Like many before him, Jim Carlson almost gave up on the Appalachian Trail.
He almost gave up after tumbling down a freezing 7-foot waterfall in New Hampshire. He almost gave up on Father’s Day, when poor cellphone reception kept him from calling his daughter.
But on Oct. 6, nearly six months after he began, the Eagan man emerged at the end of the 2,200-mile trail. He felt different — he was 80 pounds lighter, for one thing. But there was also a less tangible change, something he can’t quite explain.
Carlson spent most of his life dreaming about the trail. At 14, he was on a hike with a group of kids, complaining about how far they had to walk. To get them to stop, their guide told them about the Appalachian Trail and the people who hike it for fun.
“At first I was like, ‘Yeah, they are crazy if they want to do that,’ ” Carlson said. “But it stuck in my head.”
The 39-year-old carpenter took to the trail without any training. In the beginning, he hiked between 8 and 9 miles per day. By the end, he was up to more than 20.
More than 14,000 people have completed the entire trail since the 1930s. Only about 25 percent of those who start make it through to the end.

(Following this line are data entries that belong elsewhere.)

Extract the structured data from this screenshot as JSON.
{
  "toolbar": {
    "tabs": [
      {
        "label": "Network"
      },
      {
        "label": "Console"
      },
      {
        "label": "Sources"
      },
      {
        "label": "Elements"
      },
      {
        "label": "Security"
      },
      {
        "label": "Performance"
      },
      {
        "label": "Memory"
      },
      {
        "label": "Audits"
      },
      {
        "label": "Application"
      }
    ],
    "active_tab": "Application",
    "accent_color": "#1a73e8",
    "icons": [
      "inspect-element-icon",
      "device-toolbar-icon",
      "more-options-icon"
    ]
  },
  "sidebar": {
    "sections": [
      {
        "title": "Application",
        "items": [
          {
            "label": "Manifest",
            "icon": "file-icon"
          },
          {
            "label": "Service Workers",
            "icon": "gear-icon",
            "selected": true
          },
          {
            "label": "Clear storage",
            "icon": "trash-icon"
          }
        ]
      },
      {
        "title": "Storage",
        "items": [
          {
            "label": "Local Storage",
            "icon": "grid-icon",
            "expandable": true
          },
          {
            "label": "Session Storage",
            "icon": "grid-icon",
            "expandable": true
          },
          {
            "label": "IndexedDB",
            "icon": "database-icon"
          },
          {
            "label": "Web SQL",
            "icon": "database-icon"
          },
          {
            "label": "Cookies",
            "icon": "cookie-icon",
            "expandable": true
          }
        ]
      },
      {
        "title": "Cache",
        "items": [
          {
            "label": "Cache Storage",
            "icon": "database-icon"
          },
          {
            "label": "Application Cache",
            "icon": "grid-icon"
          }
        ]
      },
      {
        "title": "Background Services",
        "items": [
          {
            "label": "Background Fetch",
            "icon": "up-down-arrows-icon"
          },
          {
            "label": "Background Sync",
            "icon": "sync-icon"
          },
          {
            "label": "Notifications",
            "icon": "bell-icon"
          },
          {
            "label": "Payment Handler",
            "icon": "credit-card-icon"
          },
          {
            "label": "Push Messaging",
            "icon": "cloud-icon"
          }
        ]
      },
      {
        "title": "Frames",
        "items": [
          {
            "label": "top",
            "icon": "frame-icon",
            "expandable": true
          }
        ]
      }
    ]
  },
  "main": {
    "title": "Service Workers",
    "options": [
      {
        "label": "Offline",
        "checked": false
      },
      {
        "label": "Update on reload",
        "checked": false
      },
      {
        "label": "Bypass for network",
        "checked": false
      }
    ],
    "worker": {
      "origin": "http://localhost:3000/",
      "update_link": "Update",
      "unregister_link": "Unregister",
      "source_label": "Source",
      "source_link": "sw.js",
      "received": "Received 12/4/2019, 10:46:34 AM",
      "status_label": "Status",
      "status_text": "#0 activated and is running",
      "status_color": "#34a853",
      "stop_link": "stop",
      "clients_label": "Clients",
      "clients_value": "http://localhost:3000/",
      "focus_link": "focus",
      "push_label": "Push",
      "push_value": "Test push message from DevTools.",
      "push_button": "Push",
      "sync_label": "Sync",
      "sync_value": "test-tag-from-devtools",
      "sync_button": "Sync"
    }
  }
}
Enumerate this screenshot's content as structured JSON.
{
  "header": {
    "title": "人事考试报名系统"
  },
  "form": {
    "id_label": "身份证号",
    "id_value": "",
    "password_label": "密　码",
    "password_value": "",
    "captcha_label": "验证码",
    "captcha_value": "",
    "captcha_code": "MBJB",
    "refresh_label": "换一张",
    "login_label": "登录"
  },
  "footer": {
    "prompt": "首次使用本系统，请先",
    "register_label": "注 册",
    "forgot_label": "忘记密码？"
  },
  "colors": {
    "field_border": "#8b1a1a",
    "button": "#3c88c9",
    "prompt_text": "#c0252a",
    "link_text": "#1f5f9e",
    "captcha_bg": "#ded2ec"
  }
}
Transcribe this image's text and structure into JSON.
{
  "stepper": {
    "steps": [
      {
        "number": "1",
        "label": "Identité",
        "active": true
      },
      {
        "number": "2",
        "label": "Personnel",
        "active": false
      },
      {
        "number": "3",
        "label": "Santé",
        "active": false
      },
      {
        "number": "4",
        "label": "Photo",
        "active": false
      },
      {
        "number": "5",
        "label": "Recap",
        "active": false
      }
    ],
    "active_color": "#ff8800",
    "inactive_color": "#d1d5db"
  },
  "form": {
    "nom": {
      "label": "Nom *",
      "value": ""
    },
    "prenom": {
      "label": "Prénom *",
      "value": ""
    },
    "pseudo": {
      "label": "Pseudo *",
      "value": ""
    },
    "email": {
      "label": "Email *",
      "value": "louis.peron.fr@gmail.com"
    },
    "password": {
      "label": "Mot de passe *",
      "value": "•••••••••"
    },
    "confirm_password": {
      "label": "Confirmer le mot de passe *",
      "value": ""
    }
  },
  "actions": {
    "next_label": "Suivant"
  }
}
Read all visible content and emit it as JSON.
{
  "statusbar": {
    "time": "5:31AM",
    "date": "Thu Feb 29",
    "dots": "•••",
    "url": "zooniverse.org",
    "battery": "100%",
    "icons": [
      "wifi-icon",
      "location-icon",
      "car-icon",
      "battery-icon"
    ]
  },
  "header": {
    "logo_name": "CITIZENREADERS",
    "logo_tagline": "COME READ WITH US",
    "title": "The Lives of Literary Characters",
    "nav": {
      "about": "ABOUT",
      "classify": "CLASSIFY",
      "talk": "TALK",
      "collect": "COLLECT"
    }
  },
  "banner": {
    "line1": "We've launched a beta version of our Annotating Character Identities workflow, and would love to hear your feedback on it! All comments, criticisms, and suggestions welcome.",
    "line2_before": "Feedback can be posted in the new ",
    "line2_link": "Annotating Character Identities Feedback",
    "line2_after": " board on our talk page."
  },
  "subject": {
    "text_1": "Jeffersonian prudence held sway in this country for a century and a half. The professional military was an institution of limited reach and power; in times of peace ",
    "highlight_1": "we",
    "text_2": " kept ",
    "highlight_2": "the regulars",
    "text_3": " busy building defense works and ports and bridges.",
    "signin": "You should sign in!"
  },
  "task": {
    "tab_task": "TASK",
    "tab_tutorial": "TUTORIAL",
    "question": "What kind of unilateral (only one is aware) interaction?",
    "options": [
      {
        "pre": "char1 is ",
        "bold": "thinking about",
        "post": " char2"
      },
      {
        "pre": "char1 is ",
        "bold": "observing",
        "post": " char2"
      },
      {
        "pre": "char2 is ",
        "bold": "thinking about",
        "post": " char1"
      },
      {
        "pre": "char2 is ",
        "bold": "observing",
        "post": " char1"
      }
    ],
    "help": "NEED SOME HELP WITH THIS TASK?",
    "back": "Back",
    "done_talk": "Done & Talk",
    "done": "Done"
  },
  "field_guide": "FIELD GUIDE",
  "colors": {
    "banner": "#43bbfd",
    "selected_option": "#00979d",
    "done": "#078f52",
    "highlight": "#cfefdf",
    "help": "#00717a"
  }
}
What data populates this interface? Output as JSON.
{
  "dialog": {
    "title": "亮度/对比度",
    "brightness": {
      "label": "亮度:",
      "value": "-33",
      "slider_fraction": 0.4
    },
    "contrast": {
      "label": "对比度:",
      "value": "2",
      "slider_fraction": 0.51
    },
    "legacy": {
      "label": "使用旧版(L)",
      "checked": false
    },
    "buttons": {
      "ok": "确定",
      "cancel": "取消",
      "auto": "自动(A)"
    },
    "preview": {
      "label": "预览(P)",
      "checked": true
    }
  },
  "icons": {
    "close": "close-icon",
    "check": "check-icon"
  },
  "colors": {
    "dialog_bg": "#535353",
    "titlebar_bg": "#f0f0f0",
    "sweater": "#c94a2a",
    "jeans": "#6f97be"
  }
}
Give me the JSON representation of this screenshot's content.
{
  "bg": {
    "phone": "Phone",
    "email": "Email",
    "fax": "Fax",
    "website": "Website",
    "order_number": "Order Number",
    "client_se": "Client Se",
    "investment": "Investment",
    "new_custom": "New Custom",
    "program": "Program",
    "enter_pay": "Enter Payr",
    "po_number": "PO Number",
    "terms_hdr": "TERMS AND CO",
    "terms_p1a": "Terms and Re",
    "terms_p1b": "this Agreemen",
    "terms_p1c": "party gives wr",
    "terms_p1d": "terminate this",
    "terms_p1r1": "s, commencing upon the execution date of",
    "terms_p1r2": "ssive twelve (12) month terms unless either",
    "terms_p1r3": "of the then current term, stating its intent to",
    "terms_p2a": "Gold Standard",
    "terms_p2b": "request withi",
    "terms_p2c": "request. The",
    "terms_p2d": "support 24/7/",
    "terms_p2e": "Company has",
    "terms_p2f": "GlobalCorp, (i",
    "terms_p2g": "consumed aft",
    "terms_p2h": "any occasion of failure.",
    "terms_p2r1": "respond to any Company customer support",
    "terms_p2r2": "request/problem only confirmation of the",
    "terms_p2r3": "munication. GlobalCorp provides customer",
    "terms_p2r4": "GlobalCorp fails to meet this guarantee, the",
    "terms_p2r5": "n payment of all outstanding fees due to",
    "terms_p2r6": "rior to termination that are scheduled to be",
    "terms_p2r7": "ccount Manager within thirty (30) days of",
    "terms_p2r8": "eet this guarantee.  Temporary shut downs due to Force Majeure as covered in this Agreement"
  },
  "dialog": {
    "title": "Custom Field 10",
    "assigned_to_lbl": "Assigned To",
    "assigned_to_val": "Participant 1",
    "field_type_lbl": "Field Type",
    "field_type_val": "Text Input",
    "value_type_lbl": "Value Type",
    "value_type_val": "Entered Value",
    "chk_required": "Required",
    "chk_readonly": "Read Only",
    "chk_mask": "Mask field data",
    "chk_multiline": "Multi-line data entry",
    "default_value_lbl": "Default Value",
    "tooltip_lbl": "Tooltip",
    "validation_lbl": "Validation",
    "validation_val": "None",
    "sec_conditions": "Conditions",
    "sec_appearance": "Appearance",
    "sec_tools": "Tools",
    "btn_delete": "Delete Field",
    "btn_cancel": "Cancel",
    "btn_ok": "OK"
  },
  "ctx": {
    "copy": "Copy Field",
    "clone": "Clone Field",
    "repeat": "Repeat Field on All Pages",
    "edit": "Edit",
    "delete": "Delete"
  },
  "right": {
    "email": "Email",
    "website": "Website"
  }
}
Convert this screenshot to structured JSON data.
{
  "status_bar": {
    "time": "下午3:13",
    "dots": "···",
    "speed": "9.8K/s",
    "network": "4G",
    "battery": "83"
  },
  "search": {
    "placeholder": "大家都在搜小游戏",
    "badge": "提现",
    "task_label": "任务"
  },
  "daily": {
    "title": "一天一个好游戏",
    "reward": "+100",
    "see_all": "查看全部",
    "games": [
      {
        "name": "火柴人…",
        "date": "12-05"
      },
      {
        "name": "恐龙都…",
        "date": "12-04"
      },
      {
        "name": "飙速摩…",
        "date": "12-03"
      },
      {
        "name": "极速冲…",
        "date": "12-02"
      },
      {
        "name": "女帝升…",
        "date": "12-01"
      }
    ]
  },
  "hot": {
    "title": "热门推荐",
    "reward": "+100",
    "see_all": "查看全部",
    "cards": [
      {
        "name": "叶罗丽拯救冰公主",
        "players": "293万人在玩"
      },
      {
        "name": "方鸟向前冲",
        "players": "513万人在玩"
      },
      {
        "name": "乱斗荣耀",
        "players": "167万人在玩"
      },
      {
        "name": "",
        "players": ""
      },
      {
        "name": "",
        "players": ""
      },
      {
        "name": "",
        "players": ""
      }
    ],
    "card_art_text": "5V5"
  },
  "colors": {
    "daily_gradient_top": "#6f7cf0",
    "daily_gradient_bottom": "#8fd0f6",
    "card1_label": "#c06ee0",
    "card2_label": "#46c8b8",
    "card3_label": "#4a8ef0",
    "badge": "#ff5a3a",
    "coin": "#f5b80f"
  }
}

The trail was crowded, Carlson said, though people fell away after being injured or deciding they simply didn’t want to continue. Some formed groups, though Carlson preferred being on his own. To pass the long days, he’d listen to music or make up games.
He was awed by the landscape around him, including 11 states he’d never seen. Perhaps most memorable, though, was the summer solstice, known on the trail as “Hike Naked Day.”
Returning to daily life has been a challenge. Carlson is already dreaming of completing the Triple Crown — the Appalachian, Pacific Crest and Continental Divide trails. Because even after walking from Georgia to Maine, there’s more to do.
“I thought I’d have it all figured out by the end, what I would do next,” he said. “There’s kind of more questions than I started with.”